To receive your flu immunisation, visit your doctor or immunisation provider. It is important to note that whilst the vaccine is free, a consultation fee may apply.
For information about vaccination in your area contact your state or territory health department. For technical information or information about vaccines, refer to the influenza section of the Australian Immunisation Handbook 10th Edition 2013.
From 2015 all Aboriginal and Torres Strait Islander children aged six months to less than five years are eligible for a free flu shot. Aboriginal and Torres Strait Islander children are more likely than non-Indigenous children to be hospitalised and five times as likely die from flu related infections. Free flu vaccines are also available to Aboriginal and Torres Strait Islander people aged 15 years and over and people five to 15 years who have a specific medical condition that increases their susceptibility to the flu.
Free flu vaccines are available through community controlled Aboriginal Medical Services (AMS), state/territory immunisation clinics and general practitioners.
Free flu vaccine is available for all pregnant women. Pregnant women are at high risk of severe consequences of flu infection. The flu vaccine is safe for pregnant women and provides protection for themselves and their new born baby for the first six months after birth.
To receive your flu vaccination visit your local doctor or immunisation provider. It is important to note that the vaccine is free, however a consultation fee may apply.
For information about vaccination in your area contact your state or territory health department. For technical information or information about vaccines, refer to the flu section of the Australian Immunisation Handbook 10th Edition 2013.

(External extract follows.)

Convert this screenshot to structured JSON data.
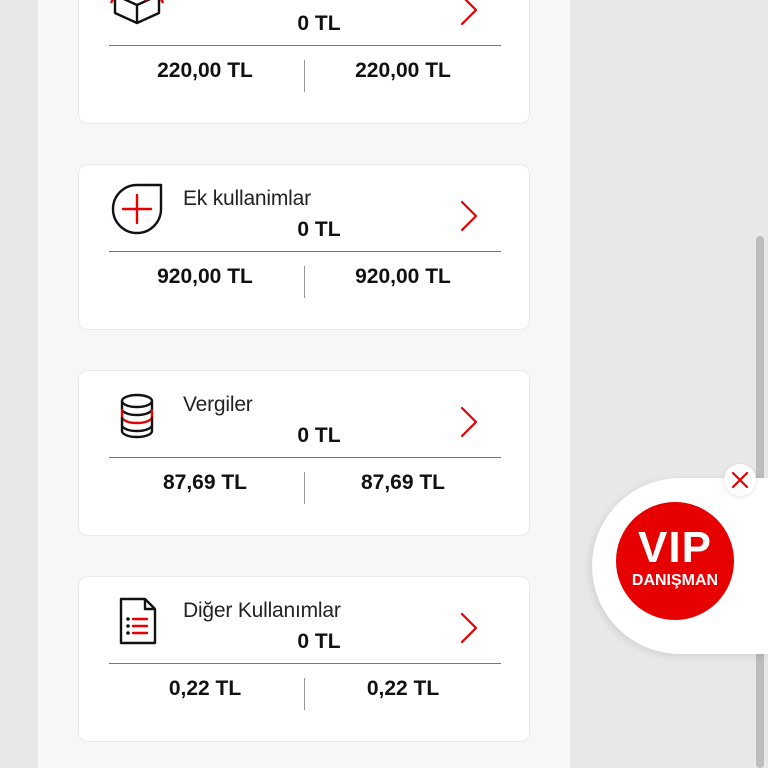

Influenza vaccine is available free for all Australians aged 6 months of age and over with medical conditions that can lead to severe influenza.

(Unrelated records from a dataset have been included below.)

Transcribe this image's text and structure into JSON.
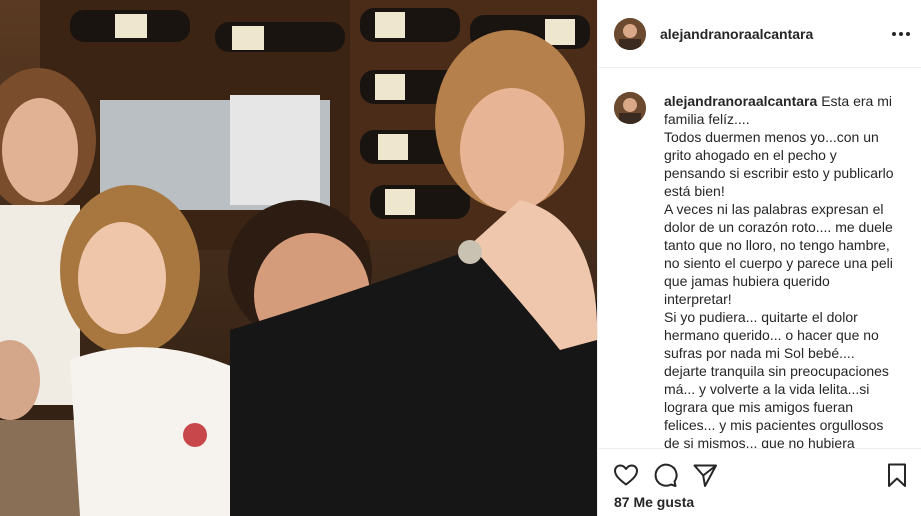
{
  "post": {
    "username": "alejandranoraalcantara",
    "caption_lines": [
      "Esta era mi",
      "familia felíz....",
      "Todos duermen menos yo...con un",
      "grito ahogado en el pecho y",
      "pensando si escribir esto y publicarlo",
      "está bien!",
      "A veces ni las palabras expresan el",
      "dolor de un corazón roto.... me duele",
      "tanto que no lloro, no tengo hambre,",
      "no siento el cuerpo y parece una peli",
      "que jamas hubiera querido",
      "interpretar!",
      "Si yo pudiera... quitarte el dolor",
      "hermano querido... o hacer que no",
      "sufras por nada mi Sol bebé....",
      "dejarte tranquila sin preocupaciones",
      "má... y volverte a la vida lelita...si",
      "lograra que mis amigos fueran",
      "felices... y mis pacientes orgullosos",
      "de si mismos... que no hubiera"
    ],
    "likes_label": "87 Me gusta"
  },
  "icons": {
    "header_more": "more-options-icon",
    "like": "heart-icon",
    "comment": "comment-icon",
    "share": "share-icon",
    "save": "bookmark-icon"
  },
  "colors": {
    "text": "#262626",
    "border": "#efefef"
  }
}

The table below outlines the medical conditions that are associated with an increased risk of influenza disease complications.

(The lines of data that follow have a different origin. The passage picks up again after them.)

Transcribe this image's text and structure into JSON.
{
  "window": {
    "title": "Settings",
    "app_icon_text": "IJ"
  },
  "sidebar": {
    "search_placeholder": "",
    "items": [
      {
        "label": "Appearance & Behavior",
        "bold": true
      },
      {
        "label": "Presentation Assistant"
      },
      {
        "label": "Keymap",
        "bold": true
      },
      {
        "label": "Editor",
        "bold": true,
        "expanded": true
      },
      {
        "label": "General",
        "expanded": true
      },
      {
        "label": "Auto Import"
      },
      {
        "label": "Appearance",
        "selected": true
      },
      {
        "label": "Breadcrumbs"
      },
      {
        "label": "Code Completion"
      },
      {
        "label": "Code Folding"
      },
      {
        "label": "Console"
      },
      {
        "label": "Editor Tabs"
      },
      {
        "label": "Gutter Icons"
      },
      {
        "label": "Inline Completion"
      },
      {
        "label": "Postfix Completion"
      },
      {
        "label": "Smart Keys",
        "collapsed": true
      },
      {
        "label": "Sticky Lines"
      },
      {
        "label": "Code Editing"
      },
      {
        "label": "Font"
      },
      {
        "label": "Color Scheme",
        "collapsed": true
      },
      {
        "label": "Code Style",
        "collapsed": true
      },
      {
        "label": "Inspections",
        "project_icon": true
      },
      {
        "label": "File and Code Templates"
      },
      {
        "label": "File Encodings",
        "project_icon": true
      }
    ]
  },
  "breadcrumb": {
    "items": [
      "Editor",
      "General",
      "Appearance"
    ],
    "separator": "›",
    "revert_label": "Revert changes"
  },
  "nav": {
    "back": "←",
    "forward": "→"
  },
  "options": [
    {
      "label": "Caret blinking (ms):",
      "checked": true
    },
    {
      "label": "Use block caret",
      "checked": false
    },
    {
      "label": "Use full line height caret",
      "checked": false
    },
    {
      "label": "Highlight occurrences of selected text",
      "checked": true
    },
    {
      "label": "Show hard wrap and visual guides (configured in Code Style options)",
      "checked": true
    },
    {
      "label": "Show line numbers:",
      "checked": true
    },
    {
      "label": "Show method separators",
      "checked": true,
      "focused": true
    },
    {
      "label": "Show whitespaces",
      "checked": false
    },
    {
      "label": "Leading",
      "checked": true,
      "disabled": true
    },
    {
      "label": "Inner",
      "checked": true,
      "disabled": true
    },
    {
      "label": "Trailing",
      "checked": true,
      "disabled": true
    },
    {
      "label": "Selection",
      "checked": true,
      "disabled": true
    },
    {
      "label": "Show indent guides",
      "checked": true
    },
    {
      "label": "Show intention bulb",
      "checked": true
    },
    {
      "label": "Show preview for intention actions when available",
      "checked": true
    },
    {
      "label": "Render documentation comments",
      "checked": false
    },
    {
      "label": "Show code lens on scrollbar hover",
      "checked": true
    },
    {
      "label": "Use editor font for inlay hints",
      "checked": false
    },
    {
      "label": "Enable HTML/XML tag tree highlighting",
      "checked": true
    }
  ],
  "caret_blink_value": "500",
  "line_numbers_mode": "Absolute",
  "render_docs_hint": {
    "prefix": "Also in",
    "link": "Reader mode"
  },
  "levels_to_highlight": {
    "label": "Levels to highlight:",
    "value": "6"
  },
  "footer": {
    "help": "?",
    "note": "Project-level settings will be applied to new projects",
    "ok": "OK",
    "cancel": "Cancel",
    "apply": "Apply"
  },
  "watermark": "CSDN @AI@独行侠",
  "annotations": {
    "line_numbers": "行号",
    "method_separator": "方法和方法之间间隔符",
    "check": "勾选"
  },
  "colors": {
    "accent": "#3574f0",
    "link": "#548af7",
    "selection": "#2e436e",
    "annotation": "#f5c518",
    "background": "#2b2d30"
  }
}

Vaccination strongly recommended but not limited to individuals with the following clinical conditions
|Cardiac disease||Cyanotic congenital heart disease
Congestive heart failure
Coronary artery disease
|Chronic respiratory conditions†||Severe asthma (for which frequent hospitalisation is required)
Suppurative lung disease
Chronic obstructive pulmonary disease (COPD)
|Chronic neurological conditions†||Hereditary and degenerative CNS diseases† (including multiple sclerosis)
Spinal cord injuries
|Immunocompromising conditions||Immunosuppressive therapy due to disease or treatment (e.g. malignancy, transplantation, HIV and/or chronic steroid use)
Asplenia or splenic dysfunction
|Diabetes and other metabolic disorders||Type 1 diabetes
Type 2 diabetes
Chronic metabolic disorders
|Renal disease||Chronic renal failure|
|Long-term aspirin therapy in children aged 6 months to 10 years||These children are at increased risk of Reye syndrome following influenza infection|
Persons who have any condition that compromises the management of respiratory secretions and is associated with an increased risk of aspiration should be vaccinated.
‡ All immunocompromised persons, irrespective of age, who receive influenza vaccine for the first time are recommended to receive two vaccine doses, at least 4 weeks apart, and 1 dose annually thereafter.
* NOTE: Additional medical conditions predisposing to severe influenza have been added in The Australian Immunisation Handbook, 10th edition, released in March 2013. However, some of these groups are not currently included as eligible for vaccination under the NIP. Influenza vaccination is recommended for persons who have the conditions below (but not funded under the NIP unless they fall under one of the categories above):
- Down syndrome
- Significant obesity defined as a BMI ≥30 kg/m2
- Alcoholism requiring regular medical follow-up or hospitalisation in the preceding year.
Refer to The Australian Immunisation Handbook, 10th edition, 2013 for further details.
Page last modified: 16 March, 2014